When Norman Lutz launched Iron Ridge Insurance Services in Fort Myers 12 years ago, he was in for more than a few sleepless nights. “It was very stressful,” he admits. “You should see my driver’s license photo from then compared to today.” Despite the stress, the decision to make the leap into owning his own business is one Lutz has never regretted.
Lutz spent the first half of his career as a paramedic and the second half working in the insurance industry, first as a salesman and then climbing the ranks at a major agency until he reached the VP’s office. At 50, he was on track to make senior vice president. Then one morning he woke up and decided he didn’t want to work for somebody else.
After that revelation, Lutz sat down with his family and discussed it. Together, he and his wife decided that she would take a traditional job that would give the family a safety net—steady income and health benefits. It was a decision that was key to Lutz’s ability to start his own business. That way, when he saw an opportunity to launch an insurance firm in Fort Myers, he was able to seize it.
“I have an entrepreneur friend who would not agree with my advice,” Lutz says, “but I think it’s important for anybody wanting to start a business to have a safety net first. You can’t live in a constant state of angst, wondering if you’re going to make it or not.”

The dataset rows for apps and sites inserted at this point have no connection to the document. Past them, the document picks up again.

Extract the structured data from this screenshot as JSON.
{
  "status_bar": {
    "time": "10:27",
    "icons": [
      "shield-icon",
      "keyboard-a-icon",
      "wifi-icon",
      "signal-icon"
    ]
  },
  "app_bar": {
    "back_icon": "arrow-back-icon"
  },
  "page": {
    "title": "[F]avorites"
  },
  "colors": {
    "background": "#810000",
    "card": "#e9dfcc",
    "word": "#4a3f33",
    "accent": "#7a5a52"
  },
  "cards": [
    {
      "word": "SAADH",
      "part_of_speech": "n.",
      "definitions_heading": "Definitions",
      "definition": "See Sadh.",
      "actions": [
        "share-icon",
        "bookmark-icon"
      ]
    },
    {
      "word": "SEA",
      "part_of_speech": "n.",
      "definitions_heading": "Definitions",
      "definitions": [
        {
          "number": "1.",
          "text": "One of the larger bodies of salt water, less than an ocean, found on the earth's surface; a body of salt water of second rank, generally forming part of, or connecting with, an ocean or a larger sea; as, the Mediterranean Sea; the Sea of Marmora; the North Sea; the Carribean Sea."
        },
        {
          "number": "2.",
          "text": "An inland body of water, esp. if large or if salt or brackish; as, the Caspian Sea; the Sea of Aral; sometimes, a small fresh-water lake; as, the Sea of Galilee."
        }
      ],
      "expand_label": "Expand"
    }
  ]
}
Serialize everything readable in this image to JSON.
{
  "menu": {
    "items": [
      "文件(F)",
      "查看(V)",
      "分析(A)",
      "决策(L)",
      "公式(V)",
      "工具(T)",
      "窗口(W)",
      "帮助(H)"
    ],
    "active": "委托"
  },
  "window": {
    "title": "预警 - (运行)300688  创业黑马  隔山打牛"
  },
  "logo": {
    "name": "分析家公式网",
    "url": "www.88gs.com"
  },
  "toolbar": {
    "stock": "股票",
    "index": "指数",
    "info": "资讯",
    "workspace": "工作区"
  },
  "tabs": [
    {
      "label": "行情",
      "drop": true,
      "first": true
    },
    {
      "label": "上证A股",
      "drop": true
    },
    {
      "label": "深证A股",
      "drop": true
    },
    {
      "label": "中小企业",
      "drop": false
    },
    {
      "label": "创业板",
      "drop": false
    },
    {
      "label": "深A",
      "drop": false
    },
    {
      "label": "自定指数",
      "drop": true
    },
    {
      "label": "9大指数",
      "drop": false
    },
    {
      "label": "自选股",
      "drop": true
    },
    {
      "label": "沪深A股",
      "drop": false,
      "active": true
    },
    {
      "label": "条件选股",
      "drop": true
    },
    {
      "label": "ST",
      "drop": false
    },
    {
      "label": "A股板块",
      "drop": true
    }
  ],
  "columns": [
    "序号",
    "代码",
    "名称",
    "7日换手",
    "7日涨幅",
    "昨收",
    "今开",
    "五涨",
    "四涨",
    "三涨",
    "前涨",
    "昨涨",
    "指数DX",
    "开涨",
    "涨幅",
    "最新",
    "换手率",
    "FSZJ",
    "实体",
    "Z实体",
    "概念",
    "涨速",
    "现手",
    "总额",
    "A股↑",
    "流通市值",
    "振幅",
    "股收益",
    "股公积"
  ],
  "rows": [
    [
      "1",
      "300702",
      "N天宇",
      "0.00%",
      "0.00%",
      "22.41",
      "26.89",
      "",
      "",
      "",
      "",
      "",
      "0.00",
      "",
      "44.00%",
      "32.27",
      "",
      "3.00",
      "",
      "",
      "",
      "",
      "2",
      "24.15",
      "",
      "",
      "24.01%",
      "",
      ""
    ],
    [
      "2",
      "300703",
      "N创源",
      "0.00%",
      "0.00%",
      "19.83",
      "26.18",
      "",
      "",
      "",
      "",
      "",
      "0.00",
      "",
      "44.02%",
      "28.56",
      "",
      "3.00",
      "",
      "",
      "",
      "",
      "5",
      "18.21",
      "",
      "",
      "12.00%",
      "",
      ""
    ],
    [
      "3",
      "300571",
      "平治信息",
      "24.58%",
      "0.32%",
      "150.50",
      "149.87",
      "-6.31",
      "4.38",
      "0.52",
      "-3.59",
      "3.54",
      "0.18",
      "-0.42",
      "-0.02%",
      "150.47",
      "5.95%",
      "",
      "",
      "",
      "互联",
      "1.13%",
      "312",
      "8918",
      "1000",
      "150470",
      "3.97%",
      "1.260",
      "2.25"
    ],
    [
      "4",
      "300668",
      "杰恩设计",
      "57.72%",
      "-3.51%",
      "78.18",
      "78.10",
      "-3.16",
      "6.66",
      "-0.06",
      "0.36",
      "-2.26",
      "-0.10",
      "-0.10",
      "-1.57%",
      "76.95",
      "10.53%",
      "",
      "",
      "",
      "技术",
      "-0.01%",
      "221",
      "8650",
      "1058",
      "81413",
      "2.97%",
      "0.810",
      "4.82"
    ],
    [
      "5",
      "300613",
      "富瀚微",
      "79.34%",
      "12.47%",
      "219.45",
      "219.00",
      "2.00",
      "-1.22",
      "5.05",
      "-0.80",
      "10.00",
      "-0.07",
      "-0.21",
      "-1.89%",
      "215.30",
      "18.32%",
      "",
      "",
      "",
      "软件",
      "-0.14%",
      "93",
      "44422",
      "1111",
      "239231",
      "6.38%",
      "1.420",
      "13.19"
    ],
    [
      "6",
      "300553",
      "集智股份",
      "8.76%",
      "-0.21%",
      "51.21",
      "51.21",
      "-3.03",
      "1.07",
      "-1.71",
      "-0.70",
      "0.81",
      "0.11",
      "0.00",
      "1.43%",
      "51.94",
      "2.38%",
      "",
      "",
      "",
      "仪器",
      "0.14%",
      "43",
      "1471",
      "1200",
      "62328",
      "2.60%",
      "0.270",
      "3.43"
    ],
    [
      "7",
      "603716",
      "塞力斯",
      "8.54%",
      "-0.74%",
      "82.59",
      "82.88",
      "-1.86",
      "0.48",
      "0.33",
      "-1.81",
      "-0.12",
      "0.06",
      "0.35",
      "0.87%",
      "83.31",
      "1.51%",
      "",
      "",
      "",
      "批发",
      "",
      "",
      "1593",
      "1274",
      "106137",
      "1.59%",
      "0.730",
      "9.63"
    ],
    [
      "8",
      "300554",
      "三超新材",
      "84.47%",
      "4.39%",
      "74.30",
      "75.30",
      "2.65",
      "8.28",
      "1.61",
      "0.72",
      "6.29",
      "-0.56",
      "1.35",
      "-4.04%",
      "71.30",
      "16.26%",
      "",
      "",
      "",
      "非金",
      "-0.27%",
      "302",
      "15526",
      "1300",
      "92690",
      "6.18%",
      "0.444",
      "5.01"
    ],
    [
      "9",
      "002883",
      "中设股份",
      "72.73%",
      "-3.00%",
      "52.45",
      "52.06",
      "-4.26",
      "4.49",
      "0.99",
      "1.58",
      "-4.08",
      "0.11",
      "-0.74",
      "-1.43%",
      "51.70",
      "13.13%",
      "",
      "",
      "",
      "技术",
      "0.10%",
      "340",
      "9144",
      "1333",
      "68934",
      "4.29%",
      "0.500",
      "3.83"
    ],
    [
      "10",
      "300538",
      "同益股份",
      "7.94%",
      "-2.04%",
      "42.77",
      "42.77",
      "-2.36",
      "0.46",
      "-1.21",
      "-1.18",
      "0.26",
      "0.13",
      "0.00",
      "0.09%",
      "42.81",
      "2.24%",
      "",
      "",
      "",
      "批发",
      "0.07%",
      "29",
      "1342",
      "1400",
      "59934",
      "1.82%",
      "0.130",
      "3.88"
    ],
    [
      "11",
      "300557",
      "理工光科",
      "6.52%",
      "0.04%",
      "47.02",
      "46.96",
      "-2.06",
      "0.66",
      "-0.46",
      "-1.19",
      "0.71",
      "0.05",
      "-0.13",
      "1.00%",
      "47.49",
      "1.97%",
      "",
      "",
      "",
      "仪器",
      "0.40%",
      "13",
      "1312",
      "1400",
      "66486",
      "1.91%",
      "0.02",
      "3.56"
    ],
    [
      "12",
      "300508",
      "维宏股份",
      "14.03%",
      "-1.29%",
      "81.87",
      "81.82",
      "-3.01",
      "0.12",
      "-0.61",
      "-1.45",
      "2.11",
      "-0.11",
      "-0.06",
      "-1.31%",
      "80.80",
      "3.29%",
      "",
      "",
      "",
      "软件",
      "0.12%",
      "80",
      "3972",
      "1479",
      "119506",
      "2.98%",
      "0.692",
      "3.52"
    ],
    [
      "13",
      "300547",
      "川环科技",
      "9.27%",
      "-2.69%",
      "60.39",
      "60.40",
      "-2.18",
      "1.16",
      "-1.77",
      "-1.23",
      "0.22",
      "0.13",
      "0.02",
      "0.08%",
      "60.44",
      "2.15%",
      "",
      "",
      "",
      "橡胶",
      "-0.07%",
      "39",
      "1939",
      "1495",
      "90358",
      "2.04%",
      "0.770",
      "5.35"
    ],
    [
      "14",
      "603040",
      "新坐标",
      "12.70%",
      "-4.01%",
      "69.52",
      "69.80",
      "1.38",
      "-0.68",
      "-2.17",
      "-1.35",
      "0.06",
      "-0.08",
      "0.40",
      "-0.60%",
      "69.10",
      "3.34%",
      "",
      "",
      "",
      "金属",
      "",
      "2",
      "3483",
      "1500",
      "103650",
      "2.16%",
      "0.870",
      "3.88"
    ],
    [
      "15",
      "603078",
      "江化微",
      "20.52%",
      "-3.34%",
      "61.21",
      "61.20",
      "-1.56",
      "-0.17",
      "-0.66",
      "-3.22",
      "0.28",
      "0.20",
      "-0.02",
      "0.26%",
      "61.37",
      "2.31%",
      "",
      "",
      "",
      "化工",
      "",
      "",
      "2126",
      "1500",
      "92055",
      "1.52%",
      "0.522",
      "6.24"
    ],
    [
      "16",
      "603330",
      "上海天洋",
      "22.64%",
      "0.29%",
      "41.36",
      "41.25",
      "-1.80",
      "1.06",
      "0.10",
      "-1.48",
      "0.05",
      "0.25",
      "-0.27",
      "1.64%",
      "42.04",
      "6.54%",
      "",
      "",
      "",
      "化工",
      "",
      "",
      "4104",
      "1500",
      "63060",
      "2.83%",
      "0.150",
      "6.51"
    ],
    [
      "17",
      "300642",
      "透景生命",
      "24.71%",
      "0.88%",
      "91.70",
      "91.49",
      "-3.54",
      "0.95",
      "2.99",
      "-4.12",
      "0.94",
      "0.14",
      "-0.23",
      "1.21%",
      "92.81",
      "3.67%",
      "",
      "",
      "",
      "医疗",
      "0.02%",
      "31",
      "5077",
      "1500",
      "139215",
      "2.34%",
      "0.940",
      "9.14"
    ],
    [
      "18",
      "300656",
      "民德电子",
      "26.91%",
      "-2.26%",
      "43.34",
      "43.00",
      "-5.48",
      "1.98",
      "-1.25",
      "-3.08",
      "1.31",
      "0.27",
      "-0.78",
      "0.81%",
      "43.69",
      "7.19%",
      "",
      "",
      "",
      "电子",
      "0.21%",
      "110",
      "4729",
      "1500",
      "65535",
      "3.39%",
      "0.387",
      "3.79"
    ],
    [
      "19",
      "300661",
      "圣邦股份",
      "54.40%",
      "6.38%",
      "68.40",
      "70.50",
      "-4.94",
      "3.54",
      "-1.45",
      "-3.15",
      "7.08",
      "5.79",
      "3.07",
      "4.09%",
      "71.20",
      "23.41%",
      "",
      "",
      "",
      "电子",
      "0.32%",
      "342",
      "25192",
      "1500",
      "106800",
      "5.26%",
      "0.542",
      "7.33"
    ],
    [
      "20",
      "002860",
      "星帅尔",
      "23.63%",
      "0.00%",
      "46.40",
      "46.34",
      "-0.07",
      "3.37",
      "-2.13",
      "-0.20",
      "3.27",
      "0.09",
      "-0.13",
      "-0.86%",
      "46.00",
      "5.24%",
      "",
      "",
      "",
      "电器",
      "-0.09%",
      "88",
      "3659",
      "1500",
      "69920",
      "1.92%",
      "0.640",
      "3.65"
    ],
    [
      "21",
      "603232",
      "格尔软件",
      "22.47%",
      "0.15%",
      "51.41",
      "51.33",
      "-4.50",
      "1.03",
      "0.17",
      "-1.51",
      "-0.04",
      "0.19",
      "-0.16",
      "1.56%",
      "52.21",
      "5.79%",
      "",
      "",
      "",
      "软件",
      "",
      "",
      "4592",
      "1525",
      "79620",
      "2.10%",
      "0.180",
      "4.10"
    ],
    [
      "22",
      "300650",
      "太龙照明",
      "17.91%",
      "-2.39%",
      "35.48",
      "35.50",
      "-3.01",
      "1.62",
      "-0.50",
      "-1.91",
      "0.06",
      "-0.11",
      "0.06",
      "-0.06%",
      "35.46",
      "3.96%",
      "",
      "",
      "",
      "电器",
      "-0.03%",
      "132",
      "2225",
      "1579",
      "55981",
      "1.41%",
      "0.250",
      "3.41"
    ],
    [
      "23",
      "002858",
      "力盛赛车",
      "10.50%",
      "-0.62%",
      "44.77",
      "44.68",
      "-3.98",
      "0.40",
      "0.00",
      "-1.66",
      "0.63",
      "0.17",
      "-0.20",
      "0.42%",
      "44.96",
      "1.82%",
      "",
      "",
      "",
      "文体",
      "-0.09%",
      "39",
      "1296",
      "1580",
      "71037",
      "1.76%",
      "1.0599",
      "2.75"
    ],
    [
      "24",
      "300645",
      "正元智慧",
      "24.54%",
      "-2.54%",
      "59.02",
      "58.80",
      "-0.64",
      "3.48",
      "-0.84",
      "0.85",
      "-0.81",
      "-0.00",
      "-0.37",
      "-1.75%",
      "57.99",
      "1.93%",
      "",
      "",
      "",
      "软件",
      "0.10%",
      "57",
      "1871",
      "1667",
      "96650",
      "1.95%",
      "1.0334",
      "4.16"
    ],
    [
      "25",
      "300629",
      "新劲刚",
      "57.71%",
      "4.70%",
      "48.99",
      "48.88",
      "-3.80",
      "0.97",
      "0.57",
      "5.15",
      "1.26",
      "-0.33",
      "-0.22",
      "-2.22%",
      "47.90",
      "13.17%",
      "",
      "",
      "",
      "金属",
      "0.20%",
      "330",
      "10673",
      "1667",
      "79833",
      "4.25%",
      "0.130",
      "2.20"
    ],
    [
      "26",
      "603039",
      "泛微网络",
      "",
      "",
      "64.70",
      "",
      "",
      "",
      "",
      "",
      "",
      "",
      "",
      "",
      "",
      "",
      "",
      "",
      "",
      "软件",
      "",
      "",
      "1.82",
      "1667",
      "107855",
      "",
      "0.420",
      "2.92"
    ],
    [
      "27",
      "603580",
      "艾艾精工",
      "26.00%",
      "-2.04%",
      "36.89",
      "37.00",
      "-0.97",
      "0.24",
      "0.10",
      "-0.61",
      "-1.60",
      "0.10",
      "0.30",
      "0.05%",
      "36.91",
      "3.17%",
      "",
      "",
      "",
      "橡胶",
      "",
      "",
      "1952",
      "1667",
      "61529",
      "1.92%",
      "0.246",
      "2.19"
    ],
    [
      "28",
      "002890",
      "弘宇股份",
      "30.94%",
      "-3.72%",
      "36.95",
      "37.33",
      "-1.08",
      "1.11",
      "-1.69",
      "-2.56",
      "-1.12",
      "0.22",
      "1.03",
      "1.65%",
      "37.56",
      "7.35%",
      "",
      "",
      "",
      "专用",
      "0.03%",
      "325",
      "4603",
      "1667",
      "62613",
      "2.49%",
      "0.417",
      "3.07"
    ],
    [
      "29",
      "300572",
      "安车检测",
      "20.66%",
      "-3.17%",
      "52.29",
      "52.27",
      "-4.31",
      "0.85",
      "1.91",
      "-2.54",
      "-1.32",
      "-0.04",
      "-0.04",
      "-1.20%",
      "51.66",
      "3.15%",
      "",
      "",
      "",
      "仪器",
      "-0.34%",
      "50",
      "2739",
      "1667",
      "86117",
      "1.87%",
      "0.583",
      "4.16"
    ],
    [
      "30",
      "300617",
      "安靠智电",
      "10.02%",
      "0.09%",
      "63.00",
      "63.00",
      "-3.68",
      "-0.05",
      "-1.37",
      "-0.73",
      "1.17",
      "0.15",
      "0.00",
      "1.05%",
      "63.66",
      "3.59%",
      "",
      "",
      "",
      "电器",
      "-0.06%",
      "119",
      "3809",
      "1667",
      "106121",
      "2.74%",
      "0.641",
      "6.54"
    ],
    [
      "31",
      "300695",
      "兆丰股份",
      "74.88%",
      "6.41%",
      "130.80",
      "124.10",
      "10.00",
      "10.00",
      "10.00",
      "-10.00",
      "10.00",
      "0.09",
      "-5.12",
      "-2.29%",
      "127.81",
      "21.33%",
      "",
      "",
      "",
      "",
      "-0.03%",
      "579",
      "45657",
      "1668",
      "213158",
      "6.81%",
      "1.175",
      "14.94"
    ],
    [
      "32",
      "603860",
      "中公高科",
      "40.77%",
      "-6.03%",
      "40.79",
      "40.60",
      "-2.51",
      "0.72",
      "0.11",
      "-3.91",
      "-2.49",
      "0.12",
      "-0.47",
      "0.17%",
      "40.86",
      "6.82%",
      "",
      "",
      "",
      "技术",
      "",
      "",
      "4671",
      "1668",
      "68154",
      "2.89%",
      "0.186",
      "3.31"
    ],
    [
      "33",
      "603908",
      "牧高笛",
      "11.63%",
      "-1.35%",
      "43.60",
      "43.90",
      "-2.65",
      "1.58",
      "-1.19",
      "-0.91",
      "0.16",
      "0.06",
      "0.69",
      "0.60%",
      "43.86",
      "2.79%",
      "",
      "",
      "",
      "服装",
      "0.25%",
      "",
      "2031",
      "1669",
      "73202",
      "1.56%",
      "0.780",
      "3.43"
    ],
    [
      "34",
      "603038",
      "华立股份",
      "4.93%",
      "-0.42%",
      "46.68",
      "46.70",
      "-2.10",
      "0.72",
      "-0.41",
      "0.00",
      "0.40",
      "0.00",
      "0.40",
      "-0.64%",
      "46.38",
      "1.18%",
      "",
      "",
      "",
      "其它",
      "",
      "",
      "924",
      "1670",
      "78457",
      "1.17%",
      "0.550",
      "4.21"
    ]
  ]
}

A financial safety net provides breathing room, Lutz said. It lets entrepreneurs focus on their endeavors without worrying whether the household bills will get paid.
His other piece of advice for aspiring entrepreneurs is to gather as much life experience as they can before starting their own business. “The greatest education I could have had was being a paramedic. That’s where I learned critical decision-making,” Lutz says. “A lot of that has carried over into what I do now, and it’s what gives me the confidence to do the things I do today.”
Sometimes this confidence has meant going against commonly accepted business practices. “In some ways, I’ve looked at the conventional wisdom of how to run a business and done the opposite—and I’ve been successful,” he says. One example: “Before I started my business, people told me, ‘You need to drive your employees hard. They should come in early and stay late.’” But Lutz decided against that. Instead, he recognized that employees who have control over their time and who are given time off ultimately work harder. That’s led to a happier, more productive work environment for everyone, and Lutz’s business has seen enormous success over the last decade because of it.
“I’ve never done things the conventional way,” Lutz says. And that includes not rushing into entrepreneurship.